According to the EEOC, a majority of employers now offer some form of wellness program. Employer wellness programs are designed to incentivize employees to adopt a healthier lifestyle and benefit employers in the form of lower costs for insurance premiums and decreased absenteeism. Participation requirements vary widely from program to program, but employees who participate are often subject to medical examinations and disability-related inquiries that may otherwise be impermissible under the ADA. Under the ADA those examinations and inquiries are allowed if participation in the program is voluntary.
Near the end 2014, the EEOC filed complaints related to three employer wellness programs run by Honeywell International, Inc., Orion Energy Systems, Inc., and Flambeau, Inc. alleging that the programs were not voluntary. Each program required employees to submit to certain medical examinations including biometric testing, blood draw, and answering health-related questions. According to the EEOC complaints, employees who refused or failed to participate incurred a range of severe consequences, including canceled medical insurance, a directive to pay their full insurance premiums, discipline, or termination. The agency determined that such penalties rendered the programs involuntary, and therefore impermissible under the ADA.

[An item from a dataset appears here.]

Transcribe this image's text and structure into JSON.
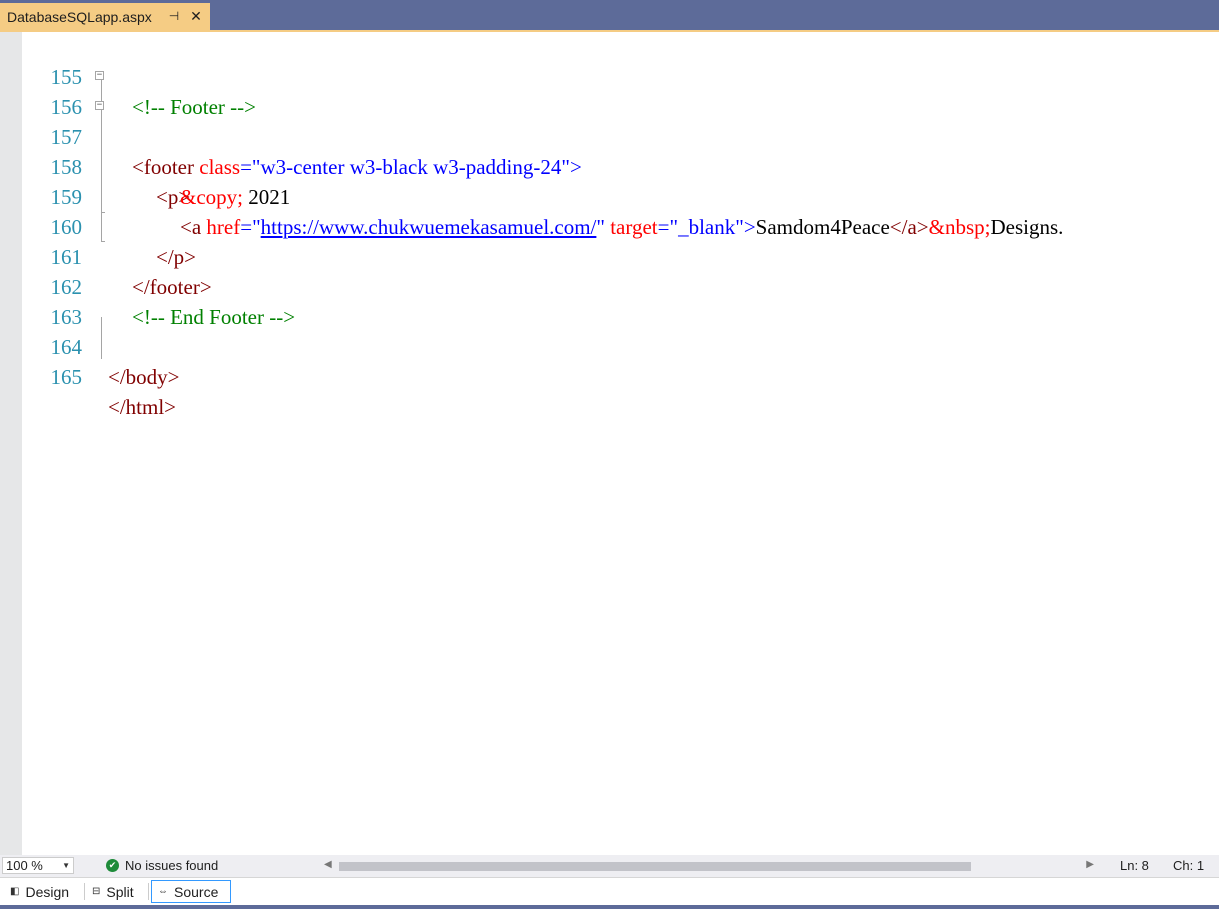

The EEOC’s position on wellness programs poses substantial uncertainty for many employers. That uncertainty also stems from the fact that other laws, such as the Health Insurance Portability and Accountability Act (“HIPPA”) and the Affordable Care Act (“ACA”), expressly permit incentive based wellness programs. In March, in a move to stem the uncertainty, the agency sent proposed wellness plan rules to the Office of Management and Budget for review before publication for notice and comment in the near future.
In light of the EEOC’s recent actions, employers who maintain an incentive-based wellness program should heed the following advice. First, employers need to ensure their wellness program is voluntary, meaning an employer neither requires participation nor penalizes employees who do not participate. Because the EEOC is yet to rule on whether withholding a reward from non-participants constitutes a penalty, employers should expect the EEOC to take a case-by-case approach on scrutinizing workplace wellness programs. Second, even if an employer’s wellness program is ACA-compliant, an employer may still face an EEOC investigation and lawsuit. In light of the current legal landscape, employers should consult with counsel to tailor their wellness program in a way that will benefit their employees and avoid costly ligation.
Janine Fletcher is an associate in Kelley Drye & Warren LLP’s New York office and is a frequent contributor to the Labor Days blog.